## PROMPT
Print the records below exactly, with no pictures.

--- GIVEN INFORMATION ---

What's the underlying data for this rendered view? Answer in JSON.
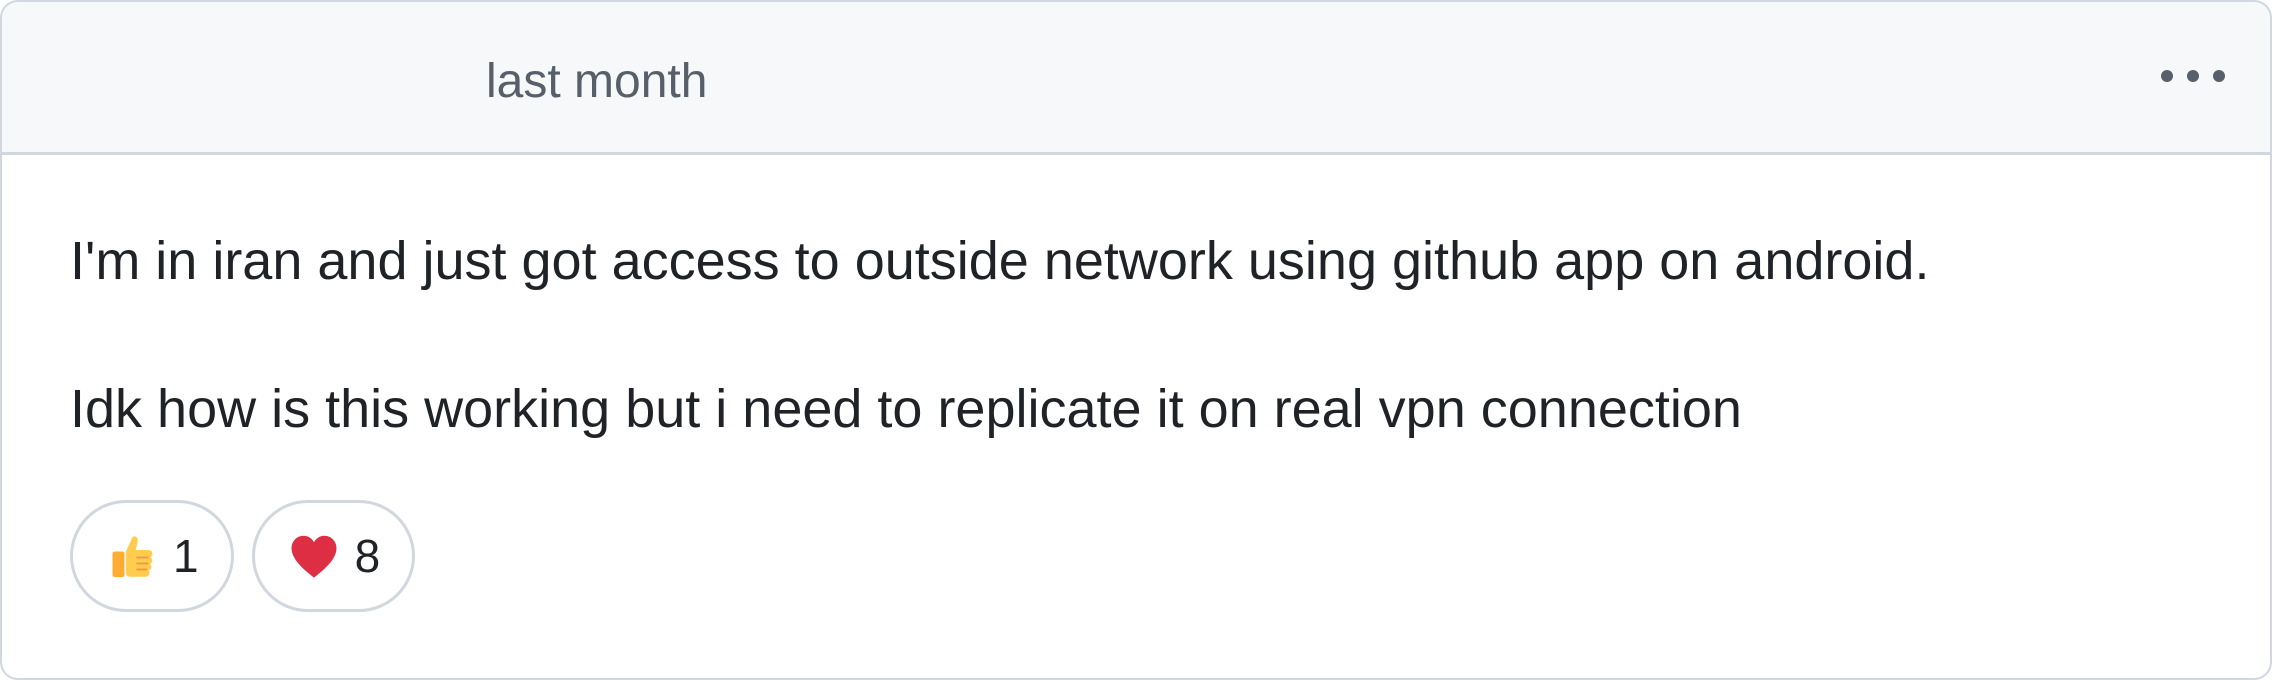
{
  "comment": {
    "timestamp": "last month",
    "menu_icon": "kebab-horizontal-icon",
    "paragraphs": [
      "I'm in iran and just got access to outside network using github app on android.",
      "Idk how is this working but i need to replicate it on real vpn connection"
    ],
    "reactions": [
      {
        "icon": "thumbs-up-icon",
        "count": "1"
      },
      {
        "icon": "heart-icon",
        "count": "8"
      }
    ]
  },
  "colors": {
    "border": "#d0d7de",
    "header_bg": "#f6f8fa",
    "muted_text": "#57606a",
    "body_text": "#1f2328",
    "heart": "#dd2e44",
    "thumb": "#ffcc4d"
  }
}
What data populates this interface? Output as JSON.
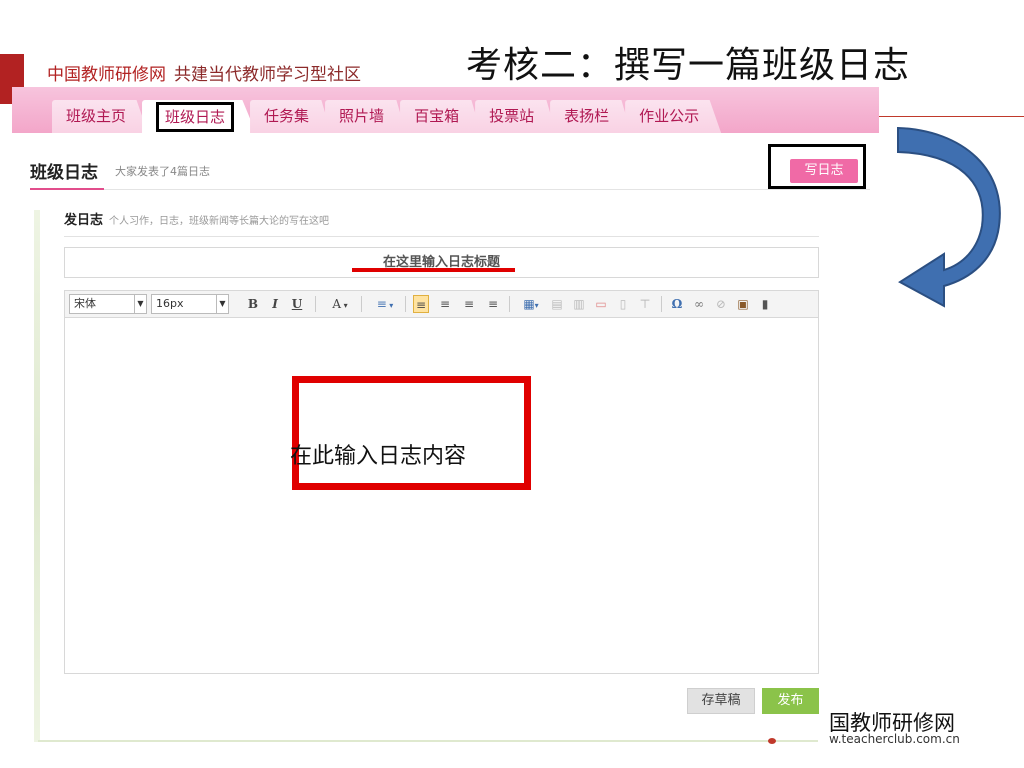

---

## ANSWER SECTION
What's the underlying data for this rendered view? Answer in JSON.
{
  "comment": {
    "timestamp": "last month",
    "menu_icon": "kebab-horizontal-icon",
    "paragraphs": [
      "I'm in iran and just got access to outside network using github app on android.",
      "Idk how is this working but i need to replicate it on real vpn connection"
    ],
    "reactions": [
      {
        "icon": "thumbs-up-icon",
        "count": "1"
      },
      {
        "icon": "heart-icon",
        "count": "8"
      }
    ]
  },
  "colors": {
    "border": "#d0d7de",
    "header_bg": "#f6f8fa",
    "muted_text": "#57606a",
    "body_text": "#1f2328",
    "heart": "#dd2e44",
    "thumb": "#ffcc4d"
  }
}
What data populates this interface? Output as JSON.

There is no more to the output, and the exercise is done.